From WorkSaver readers

Bobcat of Advantage Valley customer Joe Tolley presented this hand-carved
and painted sculpture of a bobcat to hang in the dealer’s showroom.

Bobcat of Advantage Valley customer Joe Tolley presented this hand-carved and painted sculpture of a bobcat to hang in the dealer’s showroom.

“I have owned three Bobcat® loaders and love them. They’re outstanding equipment. Keep up the great work and I will definitely buy more.”
— Vincent Alfano, Bolton, Mass.

“I’ve had a Bobcat loader for 40-plus years. I currently have two, a 753 and an A300, and a backhoe attachment. These machines have allowed me to do things that would not have been possible. I love my Bobcat machines!”
— Roger Castle, Peoria, Ill.

“I’ve been using Bobcat skid-steer loaders for 30 years. I have a 753 loader and it has 14,000 hours on it. I am still using it in my chicken house work. It runs well with the same engine.”
— William Jones, Parsonsburg, Md.

“Bobcat is still ahead of the rest of the team. The new skid-steer loaders are fantastic.”
— Aaron Yoder, Fredericksburg, Ohio

Bobcat girls

Bobcat of Troy parts manager
Gary Bishop submitted this picture
of his granddaughters wearing
their Bobcat T-shirts. Dixie Mae
(left) and Tessa received the
T-shirts for Christmas, shown
here wearing them proudly.

Bobcat of Troy parts manager Gary Bishop submitted this picture of his granddaughters wearing their Bobcat T-shirts. Dixie Mae (left) and Tessa received the T-shirts for Christmas, shown here wearing them proudly.

Snowed in

For most of the United States and
Canada, this past winter was hardly
winter at all. That wasn’t the case for
residents in Scammon Bay, Alaska,
located on the southwest coast with
a population of 550. Richard Charlie,
head maintenance official for the
Scammon Bay Schools, submitted this
picture of the school’s Bobcat S220
skid-steer loader next to snow piled
approximately 25 feet tall.

For most of the United States and Canada, this past winter was hardly winter at all.
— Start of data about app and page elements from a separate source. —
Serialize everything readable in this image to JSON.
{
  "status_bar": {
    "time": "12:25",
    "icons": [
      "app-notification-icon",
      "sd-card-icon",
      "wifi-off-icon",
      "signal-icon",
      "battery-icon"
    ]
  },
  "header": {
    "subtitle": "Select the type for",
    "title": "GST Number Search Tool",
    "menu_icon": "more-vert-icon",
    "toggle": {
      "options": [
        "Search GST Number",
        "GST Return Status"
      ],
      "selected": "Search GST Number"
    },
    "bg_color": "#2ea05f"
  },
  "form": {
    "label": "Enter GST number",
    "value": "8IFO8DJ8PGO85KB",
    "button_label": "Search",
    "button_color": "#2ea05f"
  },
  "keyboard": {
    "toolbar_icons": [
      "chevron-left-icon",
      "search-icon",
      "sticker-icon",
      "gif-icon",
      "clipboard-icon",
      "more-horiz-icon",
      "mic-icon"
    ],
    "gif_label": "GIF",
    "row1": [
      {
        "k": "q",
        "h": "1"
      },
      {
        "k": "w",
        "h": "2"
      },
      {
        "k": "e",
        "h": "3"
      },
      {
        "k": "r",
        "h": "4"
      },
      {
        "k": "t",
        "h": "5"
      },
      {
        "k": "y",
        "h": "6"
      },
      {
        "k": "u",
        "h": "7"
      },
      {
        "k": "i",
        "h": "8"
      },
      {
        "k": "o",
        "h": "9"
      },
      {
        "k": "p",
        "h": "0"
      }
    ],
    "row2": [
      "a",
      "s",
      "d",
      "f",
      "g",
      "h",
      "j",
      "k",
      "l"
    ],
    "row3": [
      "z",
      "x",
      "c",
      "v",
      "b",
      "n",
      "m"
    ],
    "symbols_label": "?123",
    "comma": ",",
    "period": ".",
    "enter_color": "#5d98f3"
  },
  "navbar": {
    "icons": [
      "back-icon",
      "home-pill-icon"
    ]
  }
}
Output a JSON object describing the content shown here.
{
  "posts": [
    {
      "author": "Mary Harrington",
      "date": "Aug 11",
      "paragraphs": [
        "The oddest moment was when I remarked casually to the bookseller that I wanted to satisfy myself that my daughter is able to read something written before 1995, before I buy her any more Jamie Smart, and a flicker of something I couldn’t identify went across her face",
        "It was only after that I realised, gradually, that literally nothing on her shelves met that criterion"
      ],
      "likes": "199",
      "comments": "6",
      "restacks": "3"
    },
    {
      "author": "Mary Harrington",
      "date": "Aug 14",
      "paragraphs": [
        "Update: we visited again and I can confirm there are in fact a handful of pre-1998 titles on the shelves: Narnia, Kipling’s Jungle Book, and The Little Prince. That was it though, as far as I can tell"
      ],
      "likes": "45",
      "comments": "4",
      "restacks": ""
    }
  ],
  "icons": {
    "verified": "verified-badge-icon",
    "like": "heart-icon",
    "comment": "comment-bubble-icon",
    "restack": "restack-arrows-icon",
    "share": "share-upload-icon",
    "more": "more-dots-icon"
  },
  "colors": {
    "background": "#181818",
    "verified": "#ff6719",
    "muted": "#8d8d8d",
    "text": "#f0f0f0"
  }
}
That wasn’t the case for residents in Scammon Bay, Alaska, located on the southwest coast with a population of 550. Richard Charlie, head maintenance official for the Scammon Bay Schools, submitted this picture of the school’s Bobcat S220 skid-steer loader next to snow piled approximately 25 feet tall.